━━━ GIVEN ENTRIES

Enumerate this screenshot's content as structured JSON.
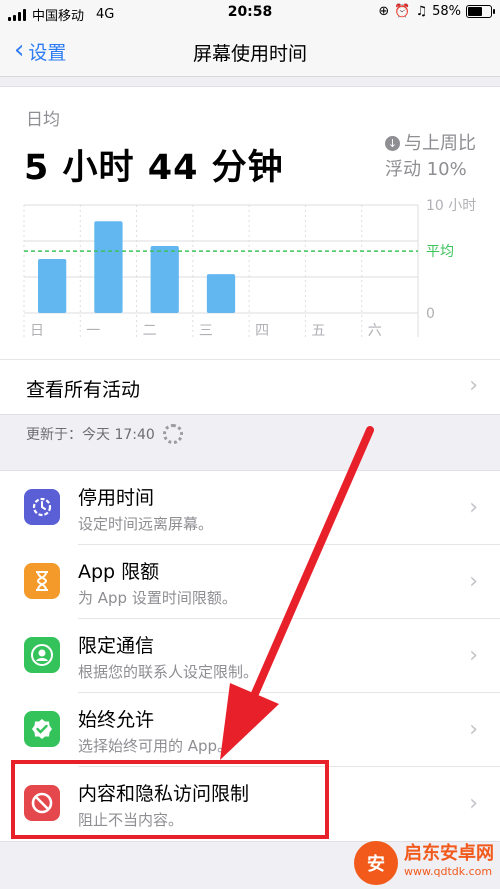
{
  "status_bar": {
    "carrier": "中国移动",
    "network": "4G",
    "time": "20:58",
    "battery": "58%"
  },
  "nav": {
    "back_label": "设置",
    "title": "屏幕使用时间"
  },
  "summary": {
    "daily_avg_label": "日均",
    "daily_avg_value": "5 小时 44 分钟",
    "delta_line1": "与上周比",
    "delta_line2": "浮动 10%"
  },
  "chart_data": {
    "type": "bar",
    "categories": [
      "日",
      "一",
      "二",
      "三",
      "四",
      "五",
      "六"
    ],
    "values": [
      5.0,
      8.5,
      6.2,
      3.6,
      0,
      0,
      0
    ],
    "average": 5.73,
    "ylim": [
      0,
      10
    ],
    "ytick_labels": [
      "10 小时",
      "0"
    ],
    "average_label": "平均",
    "colors": {
      "bar": "#63b7f0",
      "average": "#3cc35a",
      "grid": "#dedee2"
    }
  },
  "see_all": "查看所有活动",
  "updated": "更新于：今天 17:40",
  "settings": [
    {
      "title": "停用时间",
      "sub": "设定时间远离屏幕。",
      "color": "#5a5fd6",
      "icon": "downtime-icon"
    },
    {
      "title": "App 限额",
      "sub": "为 App 设置时间限额。",
      "color": "#f39a2b",
      "icon": "hourglass-icon"
    },
    {
      "title": "限定通信",
      "sub": "根据您的联系人设定限制。",
      "color": "#34c35b",
      "icon": "contact-icon"
    },
    {
      "title": "始终允许",
      "sub": "选择始终可用的 App。",
      "color": "#34c35b",
      "icon": "checkmark-badge-icon"
    },
    {
      "title": "内容和隐私访问限制",
      "sub": "阻止不当内容。",
      "color": "#e5484c",
      "icon": "restriction-icon"
    }
  ],
  "watermark": {
    "name": "启东安卓网",
    "url": "www.qdtdk.com"
  }
}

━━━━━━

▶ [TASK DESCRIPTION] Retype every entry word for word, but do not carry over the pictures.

▶ [RESULT FOR THIS TASK]
Enumerate this screenshot's content as structured JSON.
{
  "status_bar": {
    "carrier": "中国移动",
    "network": "4G",
    "time": "20:58",
    "battery": "58%"
  },
  "nav": {
    "back_label": "设置",
    "title": "屏幕使用时间"
  },
  "summary": {
    "daily_avg_label": "日均",
    "daily_avg_value": "5 小时 44 分钟",
    "delta_line1": "与上周比",
    "delta_line2": "浮动 10%"
  },
  "chart_data": {
    "type": "bar",
    "categories": [
      "日",
      "一",
      "二",
      "三",
      "四",
      "五",
      "六"
    ],
    "values": [
      5.0,
      8.5,
      6.2,
      3.6,
      0,
      0,
      0
    ],
    "average": 5.73,
    "ylim": [
      0,
      10
    ],
    "ytick_labels": [
      "10 小时",
      "0"
    ],
    "average_label": "平均",
    "colors": {
      "bar": "#63b7f0",
      "average": "#3cc35a",
      "grid": "#dedee2"
    }
  },
  "see_all": "查看所有活动",
  "updated": "更新于：今天 17:40",
  "settings": [
    {
      "title": "停用时间",
      "sub": "设定时间远离屏幕。",
      "color": "#5a5fd6",
      "icon": "downtime-icon"
    },
    {
      "title": "App 限额",
      "sub": "为 App 设置时间限额。",
      "color": "#f39a2b",
      "icon": "hourglass-icon"
    },
    {
      "title": "限定通信",
      "sub": "根据您的联系人设定限制。",
      "color": "#34c35b",
      "icon": "contact-icon"
    },
    {
      "title": "始终允许",
      "sub": "选择始终可用的 App。",
      "color": "#34c35b",
      "icon": "checkmark-badge-icon"
    },
    {
      "title": "内容和隐私访问限制",
      "sub": "阻止不当内容。",
      "color": "#e5484c",
      "icon": "restriction-icon"
    }
  ],
  "watermark": {
    "name": "启东安卓网",
    "url": "www.qdtdk.com"
  }
}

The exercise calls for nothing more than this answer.